China Asia Animal Rights Shark Fin Soup
Over ten thousand pieces of shark fins are dried on the rooftop of a factory building in Hong Kong.Reuters

The shark fin trade between Hong Kong and China decreased nearly 90 percent in 2013, animal rights group World Wide Fund for Nature (WWF) has revealed.

Shark fin exports to mainland China fell from 1.2 million kilograms in 2012 to 113,973 kilograms the following year. Vietnam has now overtaken China as Hong Kong's biggest re-export market, with mainland China dropping to fourth.

The decrease comes as a result of China President Xi Jinping's crackdown on exuberance among the Chinese elite and the action of environmental groups to prevent the killing of sharks for their fins.

"We were very surprised when we saw this figure as the mainland has traditionally been Hong Kong's biggest re-export market," WWF-Hong Kong senior programme director Tracy Tsang Chui-chi told the South China Morning Post.

"We do not rule out the possibility that the central government's anti-corruption measures could have played a role in the big drop in re-exports," she added.

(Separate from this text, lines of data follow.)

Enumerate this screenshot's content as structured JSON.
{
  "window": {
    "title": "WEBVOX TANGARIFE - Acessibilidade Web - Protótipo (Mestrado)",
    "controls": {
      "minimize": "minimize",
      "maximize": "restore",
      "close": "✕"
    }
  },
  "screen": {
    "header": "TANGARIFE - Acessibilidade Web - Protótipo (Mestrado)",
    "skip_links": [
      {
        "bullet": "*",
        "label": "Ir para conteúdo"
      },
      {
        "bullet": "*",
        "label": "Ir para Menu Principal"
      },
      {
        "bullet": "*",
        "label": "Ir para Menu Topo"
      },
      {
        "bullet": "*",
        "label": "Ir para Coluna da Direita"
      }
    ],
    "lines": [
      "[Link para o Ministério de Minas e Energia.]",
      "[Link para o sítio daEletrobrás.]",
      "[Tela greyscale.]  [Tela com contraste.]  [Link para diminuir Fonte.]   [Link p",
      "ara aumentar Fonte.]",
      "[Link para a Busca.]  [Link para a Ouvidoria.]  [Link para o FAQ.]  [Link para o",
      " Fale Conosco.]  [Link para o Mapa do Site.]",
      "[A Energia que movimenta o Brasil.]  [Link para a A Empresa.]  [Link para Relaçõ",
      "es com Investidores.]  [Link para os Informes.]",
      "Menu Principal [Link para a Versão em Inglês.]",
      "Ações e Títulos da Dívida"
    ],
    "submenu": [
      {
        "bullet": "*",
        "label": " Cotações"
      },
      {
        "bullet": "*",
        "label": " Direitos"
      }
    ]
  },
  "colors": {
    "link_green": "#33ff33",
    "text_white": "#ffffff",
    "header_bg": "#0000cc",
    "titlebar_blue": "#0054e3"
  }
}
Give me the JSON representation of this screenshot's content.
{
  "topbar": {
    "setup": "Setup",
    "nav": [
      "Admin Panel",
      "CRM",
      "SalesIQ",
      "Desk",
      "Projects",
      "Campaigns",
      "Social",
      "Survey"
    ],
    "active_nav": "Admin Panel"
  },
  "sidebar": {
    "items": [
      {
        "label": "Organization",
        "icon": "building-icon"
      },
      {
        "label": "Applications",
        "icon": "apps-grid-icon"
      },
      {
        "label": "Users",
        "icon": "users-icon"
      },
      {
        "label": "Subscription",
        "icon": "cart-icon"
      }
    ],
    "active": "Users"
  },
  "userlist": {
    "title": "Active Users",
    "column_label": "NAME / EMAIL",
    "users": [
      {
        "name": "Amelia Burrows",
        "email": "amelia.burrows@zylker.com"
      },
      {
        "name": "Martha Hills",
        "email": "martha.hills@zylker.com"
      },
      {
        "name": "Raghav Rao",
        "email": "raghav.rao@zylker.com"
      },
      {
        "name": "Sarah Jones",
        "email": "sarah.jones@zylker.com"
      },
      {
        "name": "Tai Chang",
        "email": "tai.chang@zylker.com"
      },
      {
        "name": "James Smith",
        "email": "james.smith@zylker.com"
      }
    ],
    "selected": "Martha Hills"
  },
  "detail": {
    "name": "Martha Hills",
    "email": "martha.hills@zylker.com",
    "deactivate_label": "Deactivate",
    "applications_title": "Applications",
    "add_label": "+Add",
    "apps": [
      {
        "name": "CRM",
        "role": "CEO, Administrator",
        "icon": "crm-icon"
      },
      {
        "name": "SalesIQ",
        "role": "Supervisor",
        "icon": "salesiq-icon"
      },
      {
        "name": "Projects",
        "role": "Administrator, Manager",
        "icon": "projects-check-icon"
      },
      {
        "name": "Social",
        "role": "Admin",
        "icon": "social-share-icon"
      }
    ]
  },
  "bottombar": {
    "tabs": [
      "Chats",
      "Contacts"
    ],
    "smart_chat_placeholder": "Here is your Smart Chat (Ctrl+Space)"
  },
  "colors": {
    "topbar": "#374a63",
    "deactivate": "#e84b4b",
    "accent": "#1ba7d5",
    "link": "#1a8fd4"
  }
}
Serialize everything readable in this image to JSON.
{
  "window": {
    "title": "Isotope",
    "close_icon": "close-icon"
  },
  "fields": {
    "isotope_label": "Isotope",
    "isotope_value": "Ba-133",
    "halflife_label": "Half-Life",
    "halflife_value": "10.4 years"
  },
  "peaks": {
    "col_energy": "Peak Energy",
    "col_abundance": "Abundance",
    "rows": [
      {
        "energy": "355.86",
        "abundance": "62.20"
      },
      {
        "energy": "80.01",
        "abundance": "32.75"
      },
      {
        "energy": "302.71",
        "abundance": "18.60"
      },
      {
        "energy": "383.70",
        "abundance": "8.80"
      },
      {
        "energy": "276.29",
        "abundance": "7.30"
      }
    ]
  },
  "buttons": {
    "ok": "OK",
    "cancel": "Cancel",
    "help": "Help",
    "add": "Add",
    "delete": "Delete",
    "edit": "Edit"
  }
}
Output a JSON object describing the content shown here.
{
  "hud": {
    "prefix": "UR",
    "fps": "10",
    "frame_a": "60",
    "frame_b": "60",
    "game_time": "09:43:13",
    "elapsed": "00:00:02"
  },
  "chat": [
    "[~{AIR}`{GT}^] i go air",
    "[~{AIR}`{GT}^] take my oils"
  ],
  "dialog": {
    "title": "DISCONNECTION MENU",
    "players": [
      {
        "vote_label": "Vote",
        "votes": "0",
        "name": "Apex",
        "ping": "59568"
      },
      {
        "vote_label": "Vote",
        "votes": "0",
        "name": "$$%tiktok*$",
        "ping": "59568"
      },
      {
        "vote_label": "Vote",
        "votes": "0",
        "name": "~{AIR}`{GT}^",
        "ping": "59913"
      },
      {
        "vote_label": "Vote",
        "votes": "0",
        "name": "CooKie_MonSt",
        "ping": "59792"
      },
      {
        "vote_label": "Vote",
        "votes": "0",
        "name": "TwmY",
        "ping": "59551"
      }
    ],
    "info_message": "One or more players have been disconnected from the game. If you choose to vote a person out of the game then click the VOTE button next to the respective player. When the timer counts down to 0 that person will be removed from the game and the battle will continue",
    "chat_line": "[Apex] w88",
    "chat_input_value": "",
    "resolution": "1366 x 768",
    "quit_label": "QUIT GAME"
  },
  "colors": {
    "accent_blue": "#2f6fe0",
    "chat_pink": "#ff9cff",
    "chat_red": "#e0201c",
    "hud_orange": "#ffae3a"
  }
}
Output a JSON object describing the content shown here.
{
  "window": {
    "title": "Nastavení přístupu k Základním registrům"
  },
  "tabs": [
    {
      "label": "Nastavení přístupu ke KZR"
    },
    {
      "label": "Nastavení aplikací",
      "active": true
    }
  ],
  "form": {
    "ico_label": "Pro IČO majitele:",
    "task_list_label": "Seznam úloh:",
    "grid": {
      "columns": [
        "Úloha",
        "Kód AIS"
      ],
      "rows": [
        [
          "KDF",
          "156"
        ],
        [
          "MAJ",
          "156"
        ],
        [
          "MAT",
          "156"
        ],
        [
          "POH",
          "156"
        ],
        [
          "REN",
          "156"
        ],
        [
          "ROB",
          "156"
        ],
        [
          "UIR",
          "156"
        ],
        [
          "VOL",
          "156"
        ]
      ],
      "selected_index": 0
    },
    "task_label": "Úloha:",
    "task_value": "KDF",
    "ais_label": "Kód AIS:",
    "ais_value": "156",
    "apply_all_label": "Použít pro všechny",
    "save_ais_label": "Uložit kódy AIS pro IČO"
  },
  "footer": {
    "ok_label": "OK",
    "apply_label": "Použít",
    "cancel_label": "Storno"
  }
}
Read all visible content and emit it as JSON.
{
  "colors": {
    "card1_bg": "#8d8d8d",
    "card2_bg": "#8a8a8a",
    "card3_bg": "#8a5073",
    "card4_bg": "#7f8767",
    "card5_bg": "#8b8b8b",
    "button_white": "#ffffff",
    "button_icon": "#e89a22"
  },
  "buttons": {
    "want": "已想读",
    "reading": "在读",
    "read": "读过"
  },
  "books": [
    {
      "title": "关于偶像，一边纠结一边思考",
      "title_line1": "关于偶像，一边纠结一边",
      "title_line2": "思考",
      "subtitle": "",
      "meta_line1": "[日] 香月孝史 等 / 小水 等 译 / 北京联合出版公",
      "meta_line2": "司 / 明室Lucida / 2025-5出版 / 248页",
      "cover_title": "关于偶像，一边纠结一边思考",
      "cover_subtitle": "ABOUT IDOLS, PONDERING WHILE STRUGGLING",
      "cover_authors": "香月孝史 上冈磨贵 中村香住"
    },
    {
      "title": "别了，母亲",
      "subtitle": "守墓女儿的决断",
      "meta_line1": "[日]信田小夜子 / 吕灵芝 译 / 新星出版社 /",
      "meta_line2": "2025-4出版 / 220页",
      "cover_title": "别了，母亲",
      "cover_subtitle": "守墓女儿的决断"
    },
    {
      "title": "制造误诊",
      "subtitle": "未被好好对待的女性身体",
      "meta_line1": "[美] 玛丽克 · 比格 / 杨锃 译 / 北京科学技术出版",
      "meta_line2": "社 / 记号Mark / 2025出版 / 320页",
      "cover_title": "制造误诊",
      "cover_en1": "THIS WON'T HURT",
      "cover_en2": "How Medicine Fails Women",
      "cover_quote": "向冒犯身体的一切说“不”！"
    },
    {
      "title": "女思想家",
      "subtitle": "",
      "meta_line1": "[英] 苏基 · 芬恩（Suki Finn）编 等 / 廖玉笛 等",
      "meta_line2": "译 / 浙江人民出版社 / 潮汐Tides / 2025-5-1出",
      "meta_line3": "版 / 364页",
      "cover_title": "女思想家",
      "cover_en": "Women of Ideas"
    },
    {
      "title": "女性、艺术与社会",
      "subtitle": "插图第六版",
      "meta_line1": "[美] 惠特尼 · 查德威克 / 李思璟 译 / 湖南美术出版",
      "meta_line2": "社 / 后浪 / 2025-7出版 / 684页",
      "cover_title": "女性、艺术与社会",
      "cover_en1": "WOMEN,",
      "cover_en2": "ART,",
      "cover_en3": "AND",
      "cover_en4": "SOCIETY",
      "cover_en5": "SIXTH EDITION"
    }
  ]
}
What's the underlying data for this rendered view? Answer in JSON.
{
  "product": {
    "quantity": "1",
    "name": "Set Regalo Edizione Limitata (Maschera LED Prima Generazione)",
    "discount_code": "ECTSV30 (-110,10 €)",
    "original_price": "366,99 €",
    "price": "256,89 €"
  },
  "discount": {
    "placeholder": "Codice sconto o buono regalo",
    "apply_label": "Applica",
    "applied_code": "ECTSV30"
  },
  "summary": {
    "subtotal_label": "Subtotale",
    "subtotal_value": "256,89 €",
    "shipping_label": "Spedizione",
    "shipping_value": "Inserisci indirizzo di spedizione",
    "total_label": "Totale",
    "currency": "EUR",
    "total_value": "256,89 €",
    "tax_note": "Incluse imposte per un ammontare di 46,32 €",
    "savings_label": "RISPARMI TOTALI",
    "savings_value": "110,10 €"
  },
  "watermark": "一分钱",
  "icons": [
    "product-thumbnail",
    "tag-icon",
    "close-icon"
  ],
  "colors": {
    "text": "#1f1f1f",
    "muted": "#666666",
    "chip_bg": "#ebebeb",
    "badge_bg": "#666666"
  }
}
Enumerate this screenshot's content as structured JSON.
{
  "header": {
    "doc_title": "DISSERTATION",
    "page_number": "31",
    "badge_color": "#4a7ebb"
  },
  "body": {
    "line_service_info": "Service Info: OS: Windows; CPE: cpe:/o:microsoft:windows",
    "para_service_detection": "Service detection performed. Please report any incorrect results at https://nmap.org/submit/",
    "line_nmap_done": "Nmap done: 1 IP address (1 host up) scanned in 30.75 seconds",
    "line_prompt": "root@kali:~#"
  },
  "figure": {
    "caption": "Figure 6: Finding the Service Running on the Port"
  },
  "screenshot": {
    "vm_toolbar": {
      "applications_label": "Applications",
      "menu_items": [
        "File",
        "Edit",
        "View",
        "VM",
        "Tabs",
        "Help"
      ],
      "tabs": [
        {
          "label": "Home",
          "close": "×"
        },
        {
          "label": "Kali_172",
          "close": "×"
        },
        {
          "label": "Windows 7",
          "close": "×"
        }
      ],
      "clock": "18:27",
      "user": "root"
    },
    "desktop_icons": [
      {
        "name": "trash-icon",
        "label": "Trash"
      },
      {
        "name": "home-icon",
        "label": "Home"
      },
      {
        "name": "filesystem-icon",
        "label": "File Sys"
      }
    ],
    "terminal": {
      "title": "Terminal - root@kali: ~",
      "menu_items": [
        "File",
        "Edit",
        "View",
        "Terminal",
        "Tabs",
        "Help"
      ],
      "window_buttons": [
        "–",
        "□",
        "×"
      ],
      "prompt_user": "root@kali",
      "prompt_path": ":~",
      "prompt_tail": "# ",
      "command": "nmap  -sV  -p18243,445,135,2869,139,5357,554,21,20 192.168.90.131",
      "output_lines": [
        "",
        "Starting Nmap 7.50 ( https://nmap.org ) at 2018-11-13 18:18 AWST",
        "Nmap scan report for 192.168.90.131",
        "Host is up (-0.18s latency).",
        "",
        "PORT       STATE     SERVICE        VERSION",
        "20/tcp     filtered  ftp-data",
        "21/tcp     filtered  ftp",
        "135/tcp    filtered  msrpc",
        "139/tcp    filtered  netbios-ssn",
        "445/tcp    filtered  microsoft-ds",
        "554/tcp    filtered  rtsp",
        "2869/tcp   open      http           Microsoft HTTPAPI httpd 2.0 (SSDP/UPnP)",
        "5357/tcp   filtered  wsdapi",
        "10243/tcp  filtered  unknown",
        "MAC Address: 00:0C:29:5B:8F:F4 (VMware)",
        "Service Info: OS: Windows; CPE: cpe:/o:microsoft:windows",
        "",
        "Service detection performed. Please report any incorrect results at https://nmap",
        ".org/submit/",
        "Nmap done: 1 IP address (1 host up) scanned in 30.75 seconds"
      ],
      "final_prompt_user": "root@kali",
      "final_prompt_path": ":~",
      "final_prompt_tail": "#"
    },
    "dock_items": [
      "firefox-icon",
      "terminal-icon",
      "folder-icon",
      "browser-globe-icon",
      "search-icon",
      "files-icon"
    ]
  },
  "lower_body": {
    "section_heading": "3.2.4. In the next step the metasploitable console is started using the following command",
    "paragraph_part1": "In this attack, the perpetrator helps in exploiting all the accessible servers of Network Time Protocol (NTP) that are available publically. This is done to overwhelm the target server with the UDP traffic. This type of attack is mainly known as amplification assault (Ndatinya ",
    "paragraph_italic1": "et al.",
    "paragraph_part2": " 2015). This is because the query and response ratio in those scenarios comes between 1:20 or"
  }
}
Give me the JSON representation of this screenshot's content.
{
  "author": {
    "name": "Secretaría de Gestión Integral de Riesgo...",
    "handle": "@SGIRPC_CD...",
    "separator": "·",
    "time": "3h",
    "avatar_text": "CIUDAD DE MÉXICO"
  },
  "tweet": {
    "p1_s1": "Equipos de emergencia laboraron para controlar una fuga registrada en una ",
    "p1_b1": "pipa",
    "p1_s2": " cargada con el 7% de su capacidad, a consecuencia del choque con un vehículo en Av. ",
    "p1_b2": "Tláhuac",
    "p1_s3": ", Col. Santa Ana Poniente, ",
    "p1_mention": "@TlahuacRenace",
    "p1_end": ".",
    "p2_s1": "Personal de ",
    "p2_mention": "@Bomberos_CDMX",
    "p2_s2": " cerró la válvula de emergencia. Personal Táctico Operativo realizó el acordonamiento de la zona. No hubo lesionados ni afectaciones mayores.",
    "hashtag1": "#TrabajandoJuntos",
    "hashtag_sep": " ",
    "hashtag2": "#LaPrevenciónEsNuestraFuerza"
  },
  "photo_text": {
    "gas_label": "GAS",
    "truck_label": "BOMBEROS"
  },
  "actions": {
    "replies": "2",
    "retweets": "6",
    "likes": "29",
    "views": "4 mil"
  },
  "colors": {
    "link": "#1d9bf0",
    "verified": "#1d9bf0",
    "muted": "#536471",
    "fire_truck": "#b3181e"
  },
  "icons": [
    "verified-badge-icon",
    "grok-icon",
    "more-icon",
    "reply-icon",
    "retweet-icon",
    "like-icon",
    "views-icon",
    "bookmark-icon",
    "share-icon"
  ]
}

It is thought that Xi's crusade against extravagance has been instigated by public outbursts against luxurious banquets on Weibo, the Chinese equivalent of Twitter.

Anger is well-founded with luxury dishes like shark fin soup and sea cucumber reaching up to £170 in price, more than a worker's weekly wage in China.

It is estimated that £21 billion worth of food is wasted every year in China and Xi has pledged an "empty plate action" in his war on corruption and disapproval of waste.